** Opening MATERIAL PROVIDED block **

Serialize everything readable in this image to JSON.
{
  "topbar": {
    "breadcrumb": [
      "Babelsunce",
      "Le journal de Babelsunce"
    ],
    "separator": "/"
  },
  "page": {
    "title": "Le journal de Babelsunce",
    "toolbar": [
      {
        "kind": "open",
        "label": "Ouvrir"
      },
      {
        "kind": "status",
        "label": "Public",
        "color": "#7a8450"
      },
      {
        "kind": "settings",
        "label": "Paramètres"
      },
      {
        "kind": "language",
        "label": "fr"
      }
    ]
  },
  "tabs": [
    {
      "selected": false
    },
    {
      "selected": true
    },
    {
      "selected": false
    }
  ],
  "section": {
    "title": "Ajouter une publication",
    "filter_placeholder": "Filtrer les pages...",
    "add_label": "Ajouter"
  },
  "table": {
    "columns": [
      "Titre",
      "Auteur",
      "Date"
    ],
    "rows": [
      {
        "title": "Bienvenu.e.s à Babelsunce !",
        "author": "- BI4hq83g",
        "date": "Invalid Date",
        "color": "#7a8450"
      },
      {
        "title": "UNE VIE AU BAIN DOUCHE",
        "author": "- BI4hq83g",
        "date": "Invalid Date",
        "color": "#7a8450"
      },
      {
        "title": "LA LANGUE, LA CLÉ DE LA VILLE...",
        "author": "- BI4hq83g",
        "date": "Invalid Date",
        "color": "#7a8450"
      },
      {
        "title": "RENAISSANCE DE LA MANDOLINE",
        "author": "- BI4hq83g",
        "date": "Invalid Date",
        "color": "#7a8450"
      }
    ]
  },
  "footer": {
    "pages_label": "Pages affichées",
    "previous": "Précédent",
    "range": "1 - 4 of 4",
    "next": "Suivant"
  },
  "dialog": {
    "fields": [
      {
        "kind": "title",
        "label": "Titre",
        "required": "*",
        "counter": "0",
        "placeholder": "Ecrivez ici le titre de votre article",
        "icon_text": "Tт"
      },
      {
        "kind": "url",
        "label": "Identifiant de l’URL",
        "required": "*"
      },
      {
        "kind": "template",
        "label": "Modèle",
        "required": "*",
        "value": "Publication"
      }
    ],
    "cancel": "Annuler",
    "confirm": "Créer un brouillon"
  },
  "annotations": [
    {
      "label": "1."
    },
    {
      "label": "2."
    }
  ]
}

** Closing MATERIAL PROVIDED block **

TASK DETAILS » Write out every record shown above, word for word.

YOUR RESPONSE »
Serialize everything readable in this image to JSON.
{
  "topbar": {
    "breadcrumb": [
      "Babelsunce",
      "Le journal de Babelsunce"
    ],
    "separator": "/"
  },
  "page": {
    "title": "Le journal de Babelsunce",
    "toolbar": [
      {
        "kind": "open",
        "label": "Ouvrir"
      },
      {
        "kind": "status",
        "label": "Public",
        "color": "#7a8450"
      },
      {
        "kind": "settings",
        "label": "Paramètres"
      },
      {
        "kind": "language",
        "label": "fr"
      }
    ]
  },
  "tabs": [
    {
      "selected": false
    },
    {
      "selected": true
    },
    {
      "selected": false
    }
  ],
  "section": {
    "title": "Ajouter une publication",
    "filter_placeholder": "Filtrer les pages...",
    "add_label": "Ajouter"
  },
  "table": {
    "columns": [
      "Titre",
      "Auteur",
      "Date"
    ],
    "rows": [
      {
        "title": "Bienvenu.e.s à Babelsunce !",
        "author": "- BI4hq83g",
        "date": "Invalid Date",
        "color": "#7a8450"
      },
      {
        "title": "UNE VIE AU BAIN DOUCHE",
        "author": "- BI4hq83g",
        "date": "Invalid Date",
        "color": "#7a8450"
      },
      {
        "title": "LA LANGUE, LA CLÉ DE LA VILLE...",
        "author": "- BI4hq83g",
        "date": "Invalid Date",
        "color": "#7a8450"
      },
      {
        "title": "RENAISSANCE DE LA MANDOLINE",
        "author": "- BI4hq83g",
        "date": "Invalid Date",
        "color": "#7a8450"
      }
    ]
  },
  "footer": {
    "pages_label": "Pages affichées",
    "previous": "Précédent",
    "range": "1 - 4 of 4",
    "next": "Suivant"
  },
  "dialog": {
    "fields": [
      {
        "kind": "title",
        "label": "Titre",
        "required": "*",
        "counter": "0",
        "placeholder": "Ecrivez ici le titre de votre article",
        "icon_text": "Tт"
      },
      {
        "kind": "url",
        "label": "Identifiant de l’URL",
        "required": "*"
      },
      {
        "kind": "template",
        "label": "Modèle",
        "required": "*",
        "value": "Publication"
      }
    ],
    "cancel": "Annuler",
    "confirm": "Créer un brouillon"
  },
  "annotations": [
    {
      "label": "1."
    },
    {
      "label": "2."
    }
  ]
}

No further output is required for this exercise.